Scenario #3 – “Transition from Rehabilitation to Maintenance”
We all have those patients who achieve high or even advanced levels of functioning and are pretty adept at managing the majority of their aches and pains. Every now and then, those aches and pains extend beyond their control and they come knocking on our doors for that “tune up” treatment that has worked for them in the past.
We know exactly what treatments will help these patients, but we encounter the problem of insurances not reimbursing for these treatments anymore due to the high level of patient functioning. In these cases, a pay for service option exists to allow for patient access and fulfill the needs of both patient and practitioner. The professional approach would not change in this scenario and our trusty old test/re-test skills stay applicable. The best part about this situation is that the returning patient and/or athlete likely has already heard your spiel, so you can save the lectures and get down to work.
This scenario becomes difficult when the patients and/or athletes seeking the treatment do not have an impairment, but they perceive activity limitation. The “tune up” treatment may be used more as a “feel good” treatment that could arguably be more beneficial to the patient mentally versus physically. Be careful here—you may first want to dive into the subjective with these patients to give you more clues for how to proceed. Maybe the patient was seeing another provider that was selling a specific treatment as a “cure all,” or maybe the athlete has had a lot of success with a specific treatment prior to competitions. In either case, the patient and/or athlete may have already associated a positive outcome with the treatment that they are seeking.

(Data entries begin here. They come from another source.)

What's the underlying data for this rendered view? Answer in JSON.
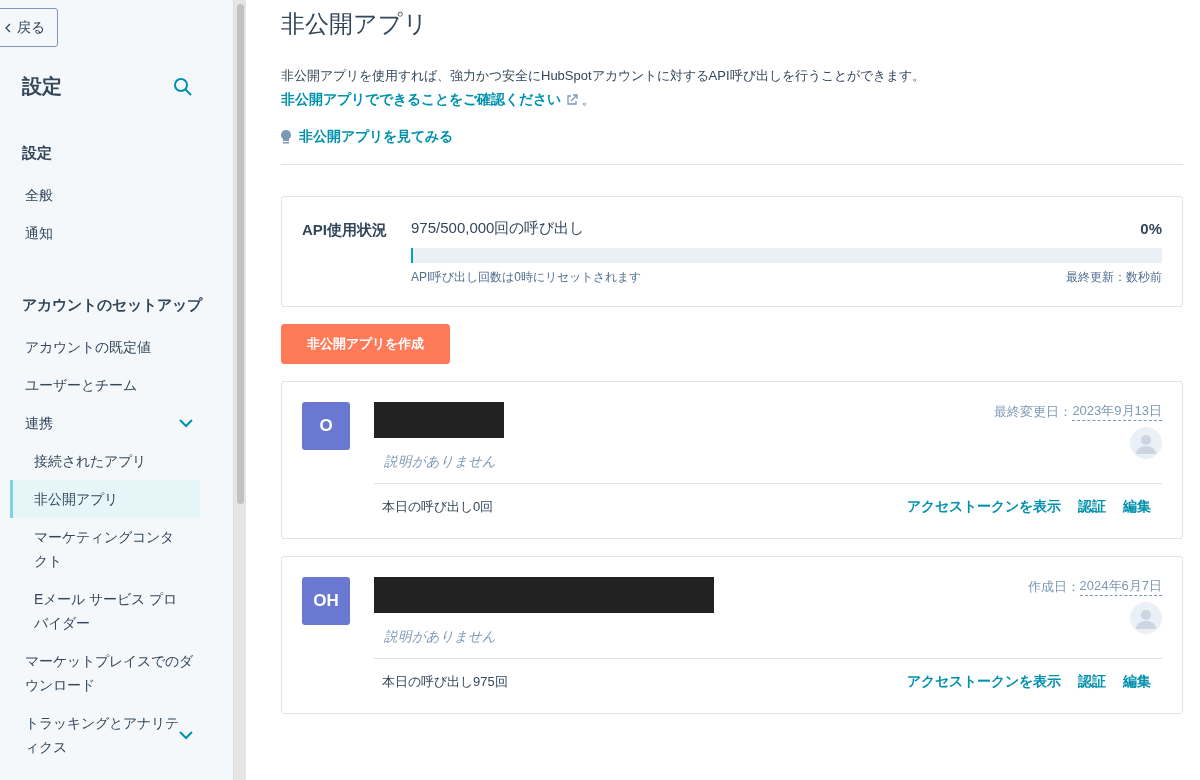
{
  "sidebar": {
    "back_button": "戻る",
    "title": "設定",
    "sections": [
      {
        "heading": "設定",
        "items": [
          {
            "label": "全般",
            "selected": false
          },
          {
            "label": "通知",
            "selected": false
          }
        ]
      },
      {
        "heading": "アカウントのセットアップ",
        "items": [
          {
            "label": "アカウントの既定値",
            "selected": false
          },
          {
            "label": "ユーザーとチーム",
            "selected": false
          },
          {
            "label": "連携",
            "selected": false,
            "expanded": true,
            "children": [
              {
                "label": "接続されたアプリ",
                "selected": false
              },
              {
                "label": "非公開アプリ",
                "selected": true
              },
              {
                "label": "マーケティングコンタクト",
                "selected": false
              },
              {
                "label": "Eメール サービス プロバイダー",
                "selected": false
              }
            ]
          },
          {
            "label": "マーケットプレイスでのダウンロード",
            "selected": false
          },
          {
            "label": "トラッキングとアナリティクス",
            "selected": false,
            "expanded": true
          }
        ]
      }
    ]
  },
  "page": {
    "title": "非公開アプリ",
    "description": "非公開アプリを使用すれば、強力かつ安全にHubSpotアカウントに対するAPI呼び出しを行うことができます。",
    "learn_link": "非公開アプリでできることをご確認ください",
    "learn_suffix": "。",
    "explore_link": "非公開アプリを見てみる"
  },
  "api_usage": {
    "label": "API使用状況",
    "calls": "975/500,000回の呼び出し",
    "percent": "0%",
    "level": 0.002,
    "reset_note": "API呼び出し回数は0時にリセットされます",
    "updated": "最終更新：数秒前"
  },
  "create_button": "非公開アプリを作成",
  "apps": [
    {
      "initials": "O",
      "description": "説明がありません",
      "date_label": "最終変更日：",
      "date": "2023年9月13日",
      "calls_today": "本日の呼び出し0回",
      "actions": [
        "アクセストークンを表示",
        "認証",
        "編集"
      ]
    },
    {
      "initials": "OH",
      "description": "説明がありません",
      "date_label": "作成日：",
      "date": "2024年6月7日",
      "calls_today": "本日の呼び出し975回",
      "actions": [
        "アクセストークンを表示",
        "認証",
        "編集"
      ]
    }
  ]
}
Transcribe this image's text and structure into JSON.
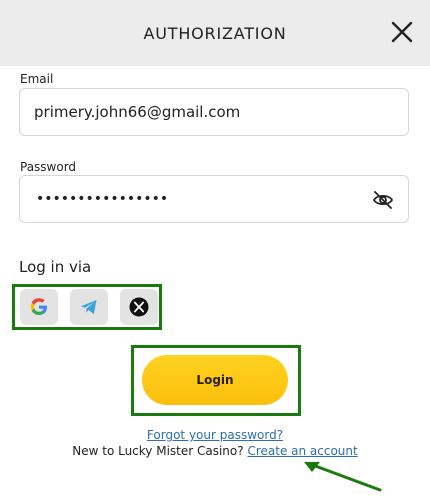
{
  "header": {
    "title": "AUTHORIZATION"
  },
  "email": {
    "label": "Email",
    "value": "primery.john66@gmail.com"
  },
  "password": {
    "label": "Password",
    "masked_value": "••••••••••••••••"
  },
  "social": {
    "label": "Log in via",
    "providers": [
      {
        "name": "google-icon"
      },
      {
        "name": "telegram-icon"
      },
      {
        "name": "x-icon"
      }
    ]
  },
  "login_button": {
    "label": "Login"
  },
  "footer": {
    "forgot_link": "Forgot your password?",
    "new_prefix": "New to Lucky Mister Casino?",
    "create_link": "Create an account"
  },
  "colors": {
    "highlight_border": "#1a7a0e",
    "login_button": "#fbbf0d",
    "link": "#2d6fb0",
    "header_bg": "#ececec"
  }
}
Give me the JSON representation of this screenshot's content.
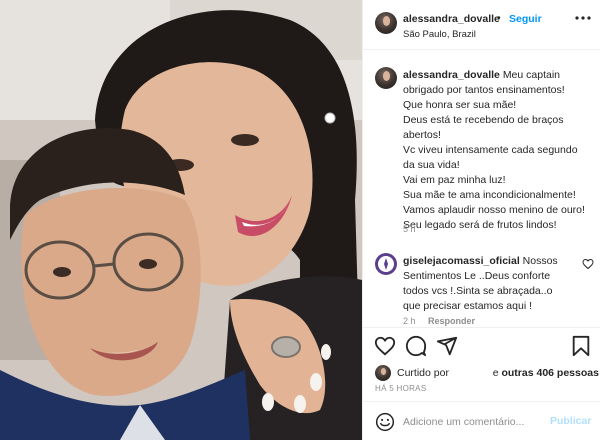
{
  "post": {
    "author": {
      "username": "alessandra_dovalle",
      "separator": "•",
      "follow_label": "Seguir",
      "location": "São Paulo, Brazil"
    },
    "caption": {
      "username": "alessandra_dovalle",
      "lines": [
        "Meu captain",
        "obrigado por tantos ensinamentos!",
        "Que honra ser sua mãe!",
        "Deus está te recebendo de braços",
        "abertos!",
        "Vc viveu intensamente cada segundo",
        "da sua vida!",
        "Vai em paz minha luz!",
        "Sua mãe te ama incondicionalmente!",
        "Vamos aplaudir nosso menino de ouro!",
        "Seu legado será de frutos lindos!"
      ],
      "time": "5 h"
    },
    "comments": [
      {
        "username": "giselejacomassi_oficial",
        "lines": [
          "Nossos",
          "Sentimentos Le ..Deus conforte",
          "todos vcs !.Sinta se abraçada..o",
          "que precisar estamos aqui !"
        ],
        "time": "2 h",
        "reply_label": "Responder"
      }
    ],
    "likes": {
      "prefix": "Curtido por",
      "middle": "e",
      "others": "outras 406 pessoas"
    },
    "timestamp": "HÁ 5 HORAS",
    "add_comment": {
      "placeholder": "Adicione um comentário...",
      "publish_label": "Publicar"
    }
  },
  "icons": {
    "more": "more-options-icon",
    "like": "heart-icon",
    "comment": "comment-icon",
    "share": "share-icon",
    "save": "bookmark-icon",
    "emoji": "emoji-icon",
    "comment_like": "small-heart-icon"
  },
  "colors": {
    "accent": "#0095f6",
    "muted": "#8e8e8e",
    "publish_disabled": "#b2dffc"
  }
}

The tough question is; do you give them what they want even if it may not be what they need? Sure, why not? I also politely educate the patient or athlete on what they may be feeling, and I may provide a different treatment in addition to what they are seeking to ensure a positive outcome. If the patients and athletes in this scenario feel strongly about a certain treatment, I am not going to take that from them right away. Even if it is the correct one, introducing a new treatment may not even work due to the built-up dependence this person may have on the treatment in question. I have always taken special care in this situation and empowered the patient or athlete by educating them on WHAT it is they are feeling, WHERE this feeling may be coming from, and HOW they may be able to fix it. I like to lead these patients to the answer and refrain from telling them the answer.
Undoubtedly, we can all share thought processes that factor into weaning a patient from dry needling treatment, and honestly any treatment for that matter. My goal in writing this pearl was to provoke some thought and continue the conversation with the dry needling community alongside!
Seth Steinhauer is a physical therapist for the Pittsburgh Pirates baseball club with over eight years of experience. Prior to joining the Pirates, he had worked and managed in orthopedic, sports medicine clinics throughout northern Virginia. He has been an assistant instructor for KinetaCore FDN 1 courses since 2016.